**Material for the task**:
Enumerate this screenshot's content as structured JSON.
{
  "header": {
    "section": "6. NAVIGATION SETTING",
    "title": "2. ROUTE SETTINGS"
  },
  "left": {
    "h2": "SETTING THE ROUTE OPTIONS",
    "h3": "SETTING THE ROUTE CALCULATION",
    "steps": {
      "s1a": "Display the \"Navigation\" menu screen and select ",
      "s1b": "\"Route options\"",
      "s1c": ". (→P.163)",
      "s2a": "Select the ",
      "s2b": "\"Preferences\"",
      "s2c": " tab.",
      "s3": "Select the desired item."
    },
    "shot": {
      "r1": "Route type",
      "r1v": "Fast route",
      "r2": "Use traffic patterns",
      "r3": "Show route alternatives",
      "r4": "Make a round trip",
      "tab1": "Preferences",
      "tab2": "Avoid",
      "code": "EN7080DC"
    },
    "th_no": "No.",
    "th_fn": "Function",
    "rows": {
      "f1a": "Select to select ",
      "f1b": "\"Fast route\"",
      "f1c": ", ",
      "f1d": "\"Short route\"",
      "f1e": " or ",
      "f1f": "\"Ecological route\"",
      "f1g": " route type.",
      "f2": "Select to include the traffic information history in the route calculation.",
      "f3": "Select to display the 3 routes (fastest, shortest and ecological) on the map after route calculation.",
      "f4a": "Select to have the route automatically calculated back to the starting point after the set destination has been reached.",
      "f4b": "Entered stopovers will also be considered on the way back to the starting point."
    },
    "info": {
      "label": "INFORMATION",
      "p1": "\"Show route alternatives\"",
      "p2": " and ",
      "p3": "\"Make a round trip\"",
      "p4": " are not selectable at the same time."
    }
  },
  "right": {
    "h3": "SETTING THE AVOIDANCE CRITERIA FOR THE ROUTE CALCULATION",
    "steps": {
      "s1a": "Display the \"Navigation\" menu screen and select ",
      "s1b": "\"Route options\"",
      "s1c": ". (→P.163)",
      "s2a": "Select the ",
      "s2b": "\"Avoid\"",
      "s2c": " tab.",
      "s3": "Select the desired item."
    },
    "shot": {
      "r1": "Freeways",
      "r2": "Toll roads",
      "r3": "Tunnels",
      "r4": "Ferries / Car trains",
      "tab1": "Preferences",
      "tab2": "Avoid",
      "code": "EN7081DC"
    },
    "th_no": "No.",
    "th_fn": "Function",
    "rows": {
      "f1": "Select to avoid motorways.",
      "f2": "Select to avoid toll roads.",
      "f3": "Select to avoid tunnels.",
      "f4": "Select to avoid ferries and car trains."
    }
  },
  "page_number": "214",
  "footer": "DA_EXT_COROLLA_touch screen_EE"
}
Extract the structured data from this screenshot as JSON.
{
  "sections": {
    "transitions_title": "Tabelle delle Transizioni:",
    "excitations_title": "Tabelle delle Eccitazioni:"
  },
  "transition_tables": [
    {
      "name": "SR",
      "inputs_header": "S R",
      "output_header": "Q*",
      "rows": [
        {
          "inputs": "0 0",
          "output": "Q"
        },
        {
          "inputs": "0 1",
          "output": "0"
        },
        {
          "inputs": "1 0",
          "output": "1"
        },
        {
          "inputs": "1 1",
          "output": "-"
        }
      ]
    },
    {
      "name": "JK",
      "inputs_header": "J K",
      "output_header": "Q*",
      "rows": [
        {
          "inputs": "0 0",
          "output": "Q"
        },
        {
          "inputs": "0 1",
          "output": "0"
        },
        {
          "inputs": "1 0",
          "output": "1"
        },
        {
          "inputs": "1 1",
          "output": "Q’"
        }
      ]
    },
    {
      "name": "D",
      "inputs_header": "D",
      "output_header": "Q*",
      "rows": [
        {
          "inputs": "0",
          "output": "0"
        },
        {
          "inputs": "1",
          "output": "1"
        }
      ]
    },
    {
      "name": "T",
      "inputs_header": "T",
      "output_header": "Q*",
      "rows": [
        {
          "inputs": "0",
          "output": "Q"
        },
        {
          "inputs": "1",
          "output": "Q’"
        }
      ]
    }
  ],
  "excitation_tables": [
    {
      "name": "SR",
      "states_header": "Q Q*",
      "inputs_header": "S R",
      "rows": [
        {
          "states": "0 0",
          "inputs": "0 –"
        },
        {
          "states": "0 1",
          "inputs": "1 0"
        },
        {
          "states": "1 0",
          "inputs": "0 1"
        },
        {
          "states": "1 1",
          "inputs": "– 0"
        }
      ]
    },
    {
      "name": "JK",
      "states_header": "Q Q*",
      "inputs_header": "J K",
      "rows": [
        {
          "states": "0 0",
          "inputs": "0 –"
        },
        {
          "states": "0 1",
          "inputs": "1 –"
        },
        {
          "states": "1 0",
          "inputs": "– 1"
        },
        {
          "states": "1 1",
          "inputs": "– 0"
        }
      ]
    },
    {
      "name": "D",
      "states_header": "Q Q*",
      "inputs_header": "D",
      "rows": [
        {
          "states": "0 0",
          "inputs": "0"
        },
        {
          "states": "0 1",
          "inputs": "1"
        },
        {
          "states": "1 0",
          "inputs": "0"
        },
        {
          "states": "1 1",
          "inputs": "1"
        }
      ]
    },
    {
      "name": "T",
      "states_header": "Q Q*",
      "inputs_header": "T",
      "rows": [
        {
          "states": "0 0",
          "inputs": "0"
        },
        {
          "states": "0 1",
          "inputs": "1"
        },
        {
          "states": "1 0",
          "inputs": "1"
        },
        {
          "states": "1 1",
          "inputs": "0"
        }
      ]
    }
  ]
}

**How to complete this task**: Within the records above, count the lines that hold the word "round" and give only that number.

**Answer to the exercise**: 2